l've done 2,000 miles on my Mirider 1

Generally l agree with the above review, with a few extra points. The main suspension pivot develops play after around 1,000 miles, causing rear wheel steering. A replacement is £10 but you need two large allen key sockets to replace it.

l also have the rear pannier. The first thing l did was to replace the mounting bolt for one with a locking (nyloc) nut so it doesn't come loose and fall apart.

The pedals last around 500 miles, and the cable disc brakes need adjusting correctly or they can jam on. Adjustment is carried out using an allen key to move the stationary brake pad and take up wear.

lf you use the adjustment on the brake lever you can end up with the brake jamming on if you pull the lever hard.
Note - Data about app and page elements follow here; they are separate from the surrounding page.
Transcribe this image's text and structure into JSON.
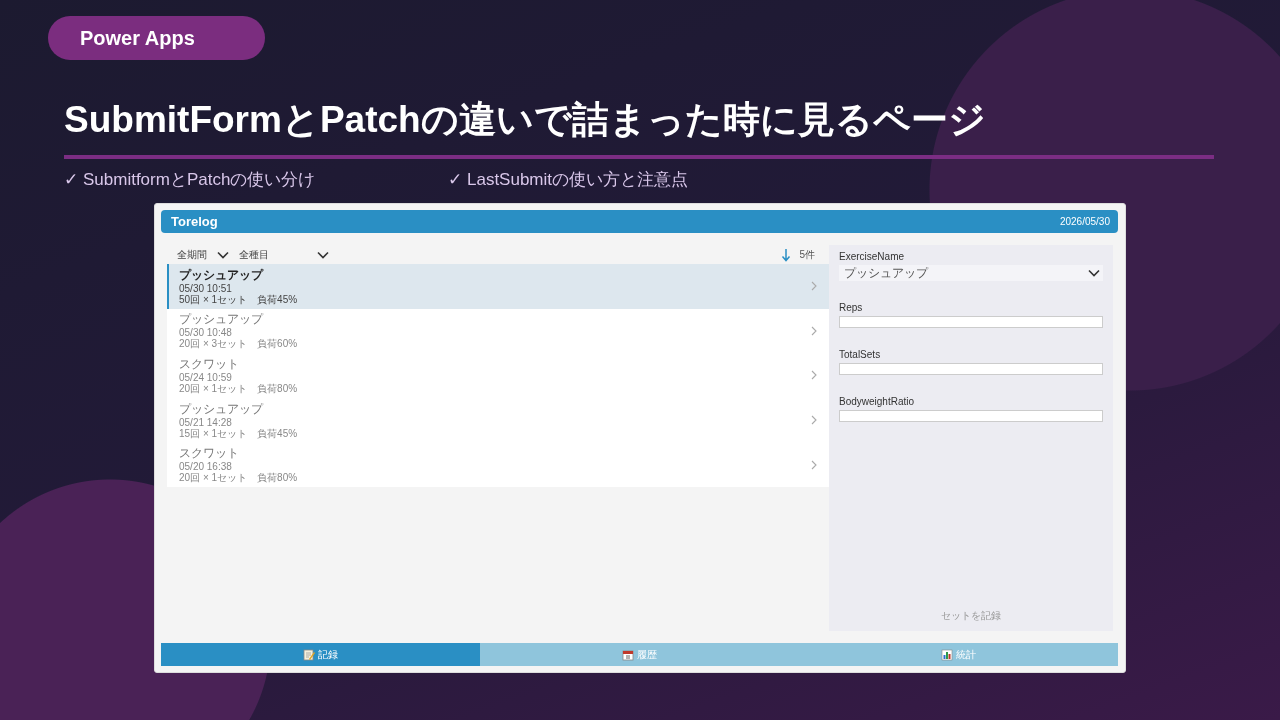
{
  "slide": {
    "badge": "Power Apps",
    "title": "SubmitFormとPatchの違いで詰まった時に見るページ",
    "points": [
      "✓ SubmitformとPatchの使い分け",
      "✓ LastSubmitの使い方と注意点"
    ]
  },
  "app": {
    "title": "Torelog",
    "date": "2026/05/30",
    "filters": [
      {
        "value": "全期間"
      },
      {
        "value": "全種目"
      }
    ],
    "count": "5件",
    "records": [
      {
        "name": "プッシュアップ",
        "time": "05/30 10:51",
        "detail": "50回 × 1セット　負荷45%",
        "selected": true
      },
      {
        "name": "プッシュアップ",
        "time": "05/30 10:48",
        "detail": "20回 × 3セット　負荷60%",
        "selected": false
      },
      {
        "name": "スクワット",
        "time": "05/24 10:59",
        "detail": "20回 × 1セット　負荷80%",
        "selected": false
      },
      {
        "name": "プッシュアップ",
        "time": "05/21 14:28",
        "detail": "15回 × 1セット　負荷45%",
        "selected": false
      },
      {
        "name": "スクワット",
        "time": "05/20 16:38",
        "detail": "20回 × 1セット　負荷80%",
        "selected": false
      }
    ],
    "form": {
      "fields": [
        {
          "kind": "dropdown",
          "label": "ExerciseName",
          "value": "プッシュアップ"
        },
        {
          "kind": "text",
          "label": "Reps"
        },
        {
          "kind": "text",
          "label": "TotalSets"
        },
        {
          "kind": "text",
          "label": "BodyweightRatio"
        }
      ],
      "submit": {
        "label": "セットを記録",
        "disabled": true
      }
    },
    "tabs": [
      {
        "kind": "memo",
        "label": "記録",
        "selected": true
      },
      {
        "kind": "calendar",
        "label": "履歴",
        "selected": false
      },
      {
        "kind": "chart",
        "label": "統計",
        "selected": false
      }
    ]
  }
}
The rear mudguard vibrates and eventually falls off when the bracket snaps. Although new mudguards are cheap, if you drill two small holes in the rear of the mudguard and attach it to the pannier with a cable tie, it stops it from happening.

Overall a great little bike and the rear suspension takes the sting out of bumpy roads and trails.
Thanks for the update.

You should upgrade the brakes to hydraulic. It's the best bang for buck improvement you can make to any bike with cable disc brakes. It doesn't cost much and only takes a couple of minutes to swap the brakes over. Hydraulic brakes need no adjustments. They're basically fit and forget, while they continue to give consistent and high quality braking.

You don't need to bother with the brake switches because your controller has a nice fast response to the pedal sensor, but if you want, you can fit a single magnet switch for ebike hydraulic brakes or, for about £40, you can get a pair of hydraulic brakes that have switches in them from Aliexpress.